# [WORK ORDER]
Where a line holds the word "site", copy it from the records.

[Page and application data records]
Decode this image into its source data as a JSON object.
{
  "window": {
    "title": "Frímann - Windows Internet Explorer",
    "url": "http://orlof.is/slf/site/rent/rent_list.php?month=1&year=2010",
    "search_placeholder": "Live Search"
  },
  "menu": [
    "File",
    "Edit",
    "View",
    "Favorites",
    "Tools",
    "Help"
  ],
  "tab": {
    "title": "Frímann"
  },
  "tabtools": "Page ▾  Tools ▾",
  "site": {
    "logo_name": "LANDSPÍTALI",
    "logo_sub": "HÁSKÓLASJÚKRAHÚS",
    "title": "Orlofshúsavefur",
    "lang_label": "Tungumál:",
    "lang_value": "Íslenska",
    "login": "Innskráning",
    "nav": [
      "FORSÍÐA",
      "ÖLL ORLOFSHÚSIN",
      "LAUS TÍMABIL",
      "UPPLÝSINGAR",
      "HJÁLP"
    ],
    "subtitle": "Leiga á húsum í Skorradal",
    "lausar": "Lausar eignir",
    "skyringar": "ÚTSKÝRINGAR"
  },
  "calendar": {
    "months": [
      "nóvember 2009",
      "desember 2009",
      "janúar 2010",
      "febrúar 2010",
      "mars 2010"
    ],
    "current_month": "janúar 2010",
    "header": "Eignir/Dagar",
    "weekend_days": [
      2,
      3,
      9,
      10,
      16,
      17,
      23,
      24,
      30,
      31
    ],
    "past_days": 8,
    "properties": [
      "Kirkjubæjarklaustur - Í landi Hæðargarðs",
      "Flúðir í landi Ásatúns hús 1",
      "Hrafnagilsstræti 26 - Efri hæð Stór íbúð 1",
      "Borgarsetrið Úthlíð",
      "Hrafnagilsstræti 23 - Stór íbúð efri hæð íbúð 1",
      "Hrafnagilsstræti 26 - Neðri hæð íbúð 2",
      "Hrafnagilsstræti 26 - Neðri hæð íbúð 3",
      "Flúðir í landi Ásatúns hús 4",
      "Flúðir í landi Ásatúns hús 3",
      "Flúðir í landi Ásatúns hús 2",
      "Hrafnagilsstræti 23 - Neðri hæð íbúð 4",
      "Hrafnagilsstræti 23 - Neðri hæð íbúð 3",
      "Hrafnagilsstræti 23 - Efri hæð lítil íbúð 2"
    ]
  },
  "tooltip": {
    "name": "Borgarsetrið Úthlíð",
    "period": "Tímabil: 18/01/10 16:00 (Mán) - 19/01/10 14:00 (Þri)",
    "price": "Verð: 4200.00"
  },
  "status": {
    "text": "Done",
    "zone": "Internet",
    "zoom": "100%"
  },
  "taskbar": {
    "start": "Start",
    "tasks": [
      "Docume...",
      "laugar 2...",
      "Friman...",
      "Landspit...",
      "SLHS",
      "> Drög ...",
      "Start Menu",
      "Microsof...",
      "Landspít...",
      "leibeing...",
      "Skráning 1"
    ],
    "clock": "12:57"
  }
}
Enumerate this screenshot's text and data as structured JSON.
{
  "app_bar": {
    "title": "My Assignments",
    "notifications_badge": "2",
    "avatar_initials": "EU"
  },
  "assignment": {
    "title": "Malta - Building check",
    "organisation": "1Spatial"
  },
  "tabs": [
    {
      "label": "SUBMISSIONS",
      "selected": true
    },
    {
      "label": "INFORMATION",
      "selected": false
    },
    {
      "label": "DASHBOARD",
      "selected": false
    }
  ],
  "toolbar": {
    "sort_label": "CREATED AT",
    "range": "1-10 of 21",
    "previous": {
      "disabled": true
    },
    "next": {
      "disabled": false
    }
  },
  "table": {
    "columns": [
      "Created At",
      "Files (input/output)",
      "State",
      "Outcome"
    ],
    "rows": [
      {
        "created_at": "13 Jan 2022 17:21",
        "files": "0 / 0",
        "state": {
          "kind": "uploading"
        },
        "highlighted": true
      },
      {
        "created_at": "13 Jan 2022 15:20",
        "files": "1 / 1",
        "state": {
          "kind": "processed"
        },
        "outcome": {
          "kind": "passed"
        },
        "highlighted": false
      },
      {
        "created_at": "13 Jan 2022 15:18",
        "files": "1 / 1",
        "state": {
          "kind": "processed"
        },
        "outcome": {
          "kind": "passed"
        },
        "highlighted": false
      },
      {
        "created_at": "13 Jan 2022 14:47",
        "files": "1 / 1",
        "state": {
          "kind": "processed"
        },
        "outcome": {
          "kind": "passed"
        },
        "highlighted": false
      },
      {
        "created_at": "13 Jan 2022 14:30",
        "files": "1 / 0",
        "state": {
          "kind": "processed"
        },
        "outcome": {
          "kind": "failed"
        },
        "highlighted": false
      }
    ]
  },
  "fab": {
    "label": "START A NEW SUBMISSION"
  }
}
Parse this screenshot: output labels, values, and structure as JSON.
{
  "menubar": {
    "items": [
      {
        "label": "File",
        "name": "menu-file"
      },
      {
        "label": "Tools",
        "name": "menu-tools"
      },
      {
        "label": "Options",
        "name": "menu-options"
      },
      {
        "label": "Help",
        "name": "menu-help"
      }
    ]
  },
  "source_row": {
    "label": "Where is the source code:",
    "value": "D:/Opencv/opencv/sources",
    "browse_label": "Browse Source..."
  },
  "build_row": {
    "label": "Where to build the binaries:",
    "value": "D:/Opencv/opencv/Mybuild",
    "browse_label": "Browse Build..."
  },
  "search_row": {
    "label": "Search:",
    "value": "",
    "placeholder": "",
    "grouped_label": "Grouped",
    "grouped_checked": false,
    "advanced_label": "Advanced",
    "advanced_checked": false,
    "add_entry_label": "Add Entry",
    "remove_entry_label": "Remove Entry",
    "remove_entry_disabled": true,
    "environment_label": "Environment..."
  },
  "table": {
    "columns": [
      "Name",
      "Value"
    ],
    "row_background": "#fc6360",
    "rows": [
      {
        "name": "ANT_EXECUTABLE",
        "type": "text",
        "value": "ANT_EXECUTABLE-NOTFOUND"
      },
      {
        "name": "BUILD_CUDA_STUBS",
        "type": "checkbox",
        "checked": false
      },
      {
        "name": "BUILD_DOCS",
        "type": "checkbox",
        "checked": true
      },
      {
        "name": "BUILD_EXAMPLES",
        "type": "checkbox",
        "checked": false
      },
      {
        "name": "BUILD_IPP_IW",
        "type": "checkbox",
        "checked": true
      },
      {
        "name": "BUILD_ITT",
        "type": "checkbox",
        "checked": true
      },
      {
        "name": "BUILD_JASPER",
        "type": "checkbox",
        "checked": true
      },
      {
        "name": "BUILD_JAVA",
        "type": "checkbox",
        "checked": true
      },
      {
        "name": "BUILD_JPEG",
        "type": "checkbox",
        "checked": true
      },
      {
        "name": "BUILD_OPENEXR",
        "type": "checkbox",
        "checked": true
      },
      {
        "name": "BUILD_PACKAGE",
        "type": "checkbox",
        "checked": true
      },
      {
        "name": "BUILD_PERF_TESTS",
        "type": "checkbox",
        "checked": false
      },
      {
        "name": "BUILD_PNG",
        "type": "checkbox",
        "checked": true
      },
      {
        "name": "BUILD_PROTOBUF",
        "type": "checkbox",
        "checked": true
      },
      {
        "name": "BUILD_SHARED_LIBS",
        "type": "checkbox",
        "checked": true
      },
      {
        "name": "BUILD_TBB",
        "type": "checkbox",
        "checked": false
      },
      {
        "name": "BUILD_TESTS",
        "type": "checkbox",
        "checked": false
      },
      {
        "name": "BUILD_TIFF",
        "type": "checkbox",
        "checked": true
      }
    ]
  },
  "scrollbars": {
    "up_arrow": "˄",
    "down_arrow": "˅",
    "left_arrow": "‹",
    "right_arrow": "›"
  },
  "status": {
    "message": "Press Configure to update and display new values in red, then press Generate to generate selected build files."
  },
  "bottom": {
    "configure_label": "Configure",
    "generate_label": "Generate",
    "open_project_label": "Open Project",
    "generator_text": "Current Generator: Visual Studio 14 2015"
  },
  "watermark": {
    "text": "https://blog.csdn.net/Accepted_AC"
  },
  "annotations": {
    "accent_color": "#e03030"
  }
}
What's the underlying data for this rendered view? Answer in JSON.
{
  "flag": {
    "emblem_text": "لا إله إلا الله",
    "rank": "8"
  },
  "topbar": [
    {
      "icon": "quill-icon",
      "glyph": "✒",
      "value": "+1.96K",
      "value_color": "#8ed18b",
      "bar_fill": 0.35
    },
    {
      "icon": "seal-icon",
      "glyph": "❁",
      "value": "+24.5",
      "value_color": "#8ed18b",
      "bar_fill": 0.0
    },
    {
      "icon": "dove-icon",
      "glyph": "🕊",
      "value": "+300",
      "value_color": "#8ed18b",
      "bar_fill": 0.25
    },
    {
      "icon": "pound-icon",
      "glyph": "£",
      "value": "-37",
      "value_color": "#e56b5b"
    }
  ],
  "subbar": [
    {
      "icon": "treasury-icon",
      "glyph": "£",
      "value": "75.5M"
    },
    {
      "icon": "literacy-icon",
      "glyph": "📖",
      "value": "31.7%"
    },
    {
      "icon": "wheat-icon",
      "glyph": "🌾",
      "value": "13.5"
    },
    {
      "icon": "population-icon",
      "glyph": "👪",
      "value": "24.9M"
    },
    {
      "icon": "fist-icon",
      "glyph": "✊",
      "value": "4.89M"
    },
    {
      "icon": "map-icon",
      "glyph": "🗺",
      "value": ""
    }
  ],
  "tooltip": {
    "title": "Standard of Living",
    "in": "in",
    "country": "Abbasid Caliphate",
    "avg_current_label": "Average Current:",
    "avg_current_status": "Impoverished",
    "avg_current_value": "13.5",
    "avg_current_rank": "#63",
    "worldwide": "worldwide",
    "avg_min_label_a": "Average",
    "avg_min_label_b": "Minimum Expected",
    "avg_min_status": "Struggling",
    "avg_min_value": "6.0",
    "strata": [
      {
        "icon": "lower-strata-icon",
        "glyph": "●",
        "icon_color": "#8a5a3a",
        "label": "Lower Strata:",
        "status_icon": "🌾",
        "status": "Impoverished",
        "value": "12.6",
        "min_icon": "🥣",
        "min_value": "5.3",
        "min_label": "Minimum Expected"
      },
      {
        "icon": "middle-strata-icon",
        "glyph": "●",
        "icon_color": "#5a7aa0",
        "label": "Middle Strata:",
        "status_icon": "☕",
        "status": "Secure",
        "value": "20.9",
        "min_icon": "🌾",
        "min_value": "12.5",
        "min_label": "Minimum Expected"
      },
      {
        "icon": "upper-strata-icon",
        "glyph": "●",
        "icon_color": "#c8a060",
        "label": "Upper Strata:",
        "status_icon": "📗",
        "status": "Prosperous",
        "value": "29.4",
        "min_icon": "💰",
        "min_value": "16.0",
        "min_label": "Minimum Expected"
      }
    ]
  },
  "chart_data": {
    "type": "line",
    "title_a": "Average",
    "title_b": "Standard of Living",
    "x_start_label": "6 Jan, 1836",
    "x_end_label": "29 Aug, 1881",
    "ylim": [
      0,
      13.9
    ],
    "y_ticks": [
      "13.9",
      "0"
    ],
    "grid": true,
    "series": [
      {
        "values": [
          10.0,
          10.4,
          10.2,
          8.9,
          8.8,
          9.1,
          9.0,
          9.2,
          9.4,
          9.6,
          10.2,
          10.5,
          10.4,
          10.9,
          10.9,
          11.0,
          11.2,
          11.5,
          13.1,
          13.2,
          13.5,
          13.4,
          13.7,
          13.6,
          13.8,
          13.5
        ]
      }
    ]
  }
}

# [OUTPUT FOR THIS EXERCISE]
    "url": "http://orlof.is/slf/site/rent/rent_list.php?month=1&year=2010",
  "site": {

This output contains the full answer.